Finally, the author would wish his reader to be fully alive to the specific character of our present barbarism and of that which distinguishes us, as the barbarians of the nineteenth century, from other barbarians.
Page 4
The title I gave to these lectures ought, like all titles, to have been as definite, as plain, and as significant as possible; now, however, I observe that owing to a certain excess of precision, in its present form it is too short and consequently misleading.
Page 6
and a refining of the spirit of Germany that, as a result of this very process, our educational institutions may also be indirectly remoulded and born again, so as to appear at once old and new, whereas now they only profess to be "modern" or "up-to-date.
Page 11
Towards the end of this piece, which grew ever wilder and which was sung to ever quicker time, I made a sign to my friend, and just as the last chord rang like a yell through the building, he and I vanished, leaving behind us a raging pandemonium.
Page 18
We were indeed undisturbed.
Page 29
people deal with it as if it were a dead language and as if the present and future were under no obligations to it whatsoever.
Page 43
But it is just at this point that one should learn to hear aright: it is here, without being disconcerted by the thundering noise of the education-mongers, that we must confront those who talk so tirelessly about the educational necessities of their time.
Page 54
" The philosopher once more began to speak: "Be careful to remember, my friend," said he, "there are two things you must not confuse.
Page 60
"You astonish me, you will-o'-the-wisps," he said; "this is no quagmire we are on now.
Page 61
am thinking of doing to-morrow, or what I have made up my mind to do with myself from now on, I should not know what to answer.
Page 63
And if it had been possible for you to take Goethe's friendship away from this melancholy, hasty life, hunted to premature death, then you would have crushed him even sooner than you did.
Page 66
That enormous horde, crowding onwards on the first path towards its goal, would take the term to mean an institution by which each of its members would become duly qualified to take his place in the rank and.
Page 70
" And then we once more heard that loud melody from the waters of the Rhine, intoned by numerous and strong voices.
Page 78
Then he suddenly pulls himself together; he still feels some of that power within him which would have enabled him to keep his head above water.
Page 79

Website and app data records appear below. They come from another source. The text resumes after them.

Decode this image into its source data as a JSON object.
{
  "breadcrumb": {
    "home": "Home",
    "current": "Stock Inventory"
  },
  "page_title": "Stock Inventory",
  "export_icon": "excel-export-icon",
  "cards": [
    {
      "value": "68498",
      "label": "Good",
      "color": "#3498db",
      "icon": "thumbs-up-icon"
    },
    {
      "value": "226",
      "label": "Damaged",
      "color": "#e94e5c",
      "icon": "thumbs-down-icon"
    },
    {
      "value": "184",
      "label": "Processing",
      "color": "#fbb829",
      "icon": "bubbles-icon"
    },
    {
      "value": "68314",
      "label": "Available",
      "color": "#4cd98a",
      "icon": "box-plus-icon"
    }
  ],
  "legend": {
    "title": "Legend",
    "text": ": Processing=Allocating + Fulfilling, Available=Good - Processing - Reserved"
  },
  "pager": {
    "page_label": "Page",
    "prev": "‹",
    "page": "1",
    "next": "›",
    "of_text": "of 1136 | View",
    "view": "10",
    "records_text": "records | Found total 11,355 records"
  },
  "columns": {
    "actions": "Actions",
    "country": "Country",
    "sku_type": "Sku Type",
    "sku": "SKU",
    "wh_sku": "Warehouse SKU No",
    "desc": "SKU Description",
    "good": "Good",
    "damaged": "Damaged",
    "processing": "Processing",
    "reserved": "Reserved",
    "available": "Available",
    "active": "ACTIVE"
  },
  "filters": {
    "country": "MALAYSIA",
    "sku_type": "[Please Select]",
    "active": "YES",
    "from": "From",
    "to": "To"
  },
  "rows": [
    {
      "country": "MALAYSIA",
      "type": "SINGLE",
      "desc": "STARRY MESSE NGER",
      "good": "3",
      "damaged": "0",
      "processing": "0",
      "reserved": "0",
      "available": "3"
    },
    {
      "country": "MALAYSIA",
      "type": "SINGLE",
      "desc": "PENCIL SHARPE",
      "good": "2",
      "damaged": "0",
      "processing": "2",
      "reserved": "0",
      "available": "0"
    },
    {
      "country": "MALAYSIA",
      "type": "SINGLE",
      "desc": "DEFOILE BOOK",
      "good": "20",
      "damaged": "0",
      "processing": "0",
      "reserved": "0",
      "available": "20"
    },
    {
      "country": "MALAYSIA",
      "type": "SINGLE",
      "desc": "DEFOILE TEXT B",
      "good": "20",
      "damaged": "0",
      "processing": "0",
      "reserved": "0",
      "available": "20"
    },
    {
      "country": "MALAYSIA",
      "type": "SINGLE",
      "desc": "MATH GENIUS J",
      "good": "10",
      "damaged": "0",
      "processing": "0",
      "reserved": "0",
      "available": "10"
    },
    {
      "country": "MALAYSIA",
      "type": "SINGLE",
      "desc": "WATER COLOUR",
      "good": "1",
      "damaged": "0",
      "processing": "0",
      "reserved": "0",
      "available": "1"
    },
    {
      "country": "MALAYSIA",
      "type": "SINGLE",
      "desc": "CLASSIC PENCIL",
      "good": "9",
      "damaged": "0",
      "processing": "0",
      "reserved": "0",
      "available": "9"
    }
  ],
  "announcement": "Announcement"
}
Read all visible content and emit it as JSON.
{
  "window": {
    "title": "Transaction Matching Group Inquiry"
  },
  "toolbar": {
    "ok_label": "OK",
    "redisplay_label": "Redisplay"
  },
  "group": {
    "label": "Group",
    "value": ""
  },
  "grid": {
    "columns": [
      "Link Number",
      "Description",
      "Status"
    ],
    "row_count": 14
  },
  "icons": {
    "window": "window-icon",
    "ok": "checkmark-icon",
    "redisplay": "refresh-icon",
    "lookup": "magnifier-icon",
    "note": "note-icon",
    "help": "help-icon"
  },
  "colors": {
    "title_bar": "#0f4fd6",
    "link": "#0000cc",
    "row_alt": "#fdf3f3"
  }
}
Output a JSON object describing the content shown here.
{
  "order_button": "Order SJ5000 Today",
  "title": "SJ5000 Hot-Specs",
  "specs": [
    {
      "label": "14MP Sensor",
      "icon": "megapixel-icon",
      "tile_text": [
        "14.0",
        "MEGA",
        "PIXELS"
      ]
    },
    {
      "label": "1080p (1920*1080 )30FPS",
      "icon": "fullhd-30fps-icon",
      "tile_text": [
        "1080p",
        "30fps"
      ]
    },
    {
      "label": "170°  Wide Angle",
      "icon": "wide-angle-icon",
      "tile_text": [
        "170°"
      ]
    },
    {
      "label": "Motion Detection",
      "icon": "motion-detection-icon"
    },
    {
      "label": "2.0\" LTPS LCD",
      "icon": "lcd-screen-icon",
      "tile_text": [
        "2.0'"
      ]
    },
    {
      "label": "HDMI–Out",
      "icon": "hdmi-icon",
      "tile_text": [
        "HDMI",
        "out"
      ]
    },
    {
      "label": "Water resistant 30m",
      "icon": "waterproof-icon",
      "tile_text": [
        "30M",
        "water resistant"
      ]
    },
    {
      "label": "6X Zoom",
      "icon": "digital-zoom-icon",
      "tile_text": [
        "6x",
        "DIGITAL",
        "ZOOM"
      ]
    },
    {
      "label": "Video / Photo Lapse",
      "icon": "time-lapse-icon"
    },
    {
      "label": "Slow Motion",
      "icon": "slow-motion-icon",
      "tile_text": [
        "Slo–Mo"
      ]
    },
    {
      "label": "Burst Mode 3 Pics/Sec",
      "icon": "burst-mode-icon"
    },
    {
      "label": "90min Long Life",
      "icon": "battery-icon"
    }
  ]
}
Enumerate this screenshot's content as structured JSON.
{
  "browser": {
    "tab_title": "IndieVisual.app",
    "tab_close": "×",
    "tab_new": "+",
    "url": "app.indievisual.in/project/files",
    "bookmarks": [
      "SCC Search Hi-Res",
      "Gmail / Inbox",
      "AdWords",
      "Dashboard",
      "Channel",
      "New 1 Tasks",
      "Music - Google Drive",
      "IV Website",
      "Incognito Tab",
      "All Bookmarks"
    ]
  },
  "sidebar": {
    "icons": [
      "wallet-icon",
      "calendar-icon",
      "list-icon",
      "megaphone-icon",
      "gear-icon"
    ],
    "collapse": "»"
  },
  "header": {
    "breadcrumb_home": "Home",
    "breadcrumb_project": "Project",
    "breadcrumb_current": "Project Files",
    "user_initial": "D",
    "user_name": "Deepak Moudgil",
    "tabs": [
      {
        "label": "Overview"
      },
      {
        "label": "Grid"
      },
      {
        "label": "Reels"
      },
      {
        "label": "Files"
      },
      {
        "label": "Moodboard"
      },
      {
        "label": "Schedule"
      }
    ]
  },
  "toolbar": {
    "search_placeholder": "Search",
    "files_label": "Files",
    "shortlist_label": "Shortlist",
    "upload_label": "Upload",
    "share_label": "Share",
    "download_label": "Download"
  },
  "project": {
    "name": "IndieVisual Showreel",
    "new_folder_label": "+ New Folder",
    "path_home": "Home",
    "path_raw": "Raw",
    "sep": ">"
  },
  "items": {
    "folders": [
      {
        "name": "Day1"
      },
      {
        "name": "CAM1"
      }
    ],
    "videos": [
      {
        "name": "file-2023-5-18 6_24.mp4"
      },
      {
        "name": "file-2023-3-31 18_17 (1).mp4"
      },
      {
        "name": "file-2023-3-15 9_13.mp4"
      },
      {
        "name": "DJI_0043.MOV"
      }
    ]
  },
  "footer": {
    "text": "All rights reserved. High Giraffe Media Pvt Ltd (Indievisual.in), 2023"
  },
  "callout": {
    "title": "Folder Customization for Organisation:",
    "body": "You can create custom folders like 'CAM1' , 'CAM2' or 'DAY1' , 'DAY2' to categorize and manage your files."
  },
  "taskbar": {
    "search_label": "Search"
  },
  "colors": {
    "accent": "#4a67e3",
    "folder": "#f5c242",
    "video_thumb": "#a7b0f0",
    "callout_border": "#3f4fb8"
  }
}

This is the guiltless innocent; for who has saddled him with the unbearable burden of standing alone? Who has urged him on to independence at an age when one of the most natural and peremptory needs of youth is, so to speak, a self-surrendering to great leaders and an enthusiastic following in the footsteps of the masters? "It is repulsive to consider the effects to which the violent suppression of such noble natures may lead.
Page 85
Philology is composed of history just as much as of natural science or æsthetics: history, in so far as it endeavours to comprehend the manifestations of the individualities of peoples in ever new images, and the prevailing law in the disappearance of phenomena; natural science, in so far as it strives to fathom the deepest instinct of man, that of speech; æsthetics, finally, because from various antiquities at our disposal it endeavours to pick out the so-called "classical" antiquity, with the view and pretension of excavating the ideal world buried under it, and to hold up to the present the mirror of the.
Page 92
In this universality there is something almost intoxicating in the thought of a popular poem: we feel, with artistic pleasure, the broad, overpowering liberation of a popular gift, and we delight in this natural phenomenon as we do in an uncontrollable cataract.
Page 93
If, however, this construction was not clearly seen, this fault was due to the way the poems were handed down to posterity and not to the poet himself--it was the result of retouchings and interpolations, owing to which the original setting of the work gradually became obscured.
Page 94
According to this view, the text itself and the stories built round it are one and the same thing.
Page 95
The difference between them is not in the way they originate, but it is their diffusion and propagation, in short, _tradition_.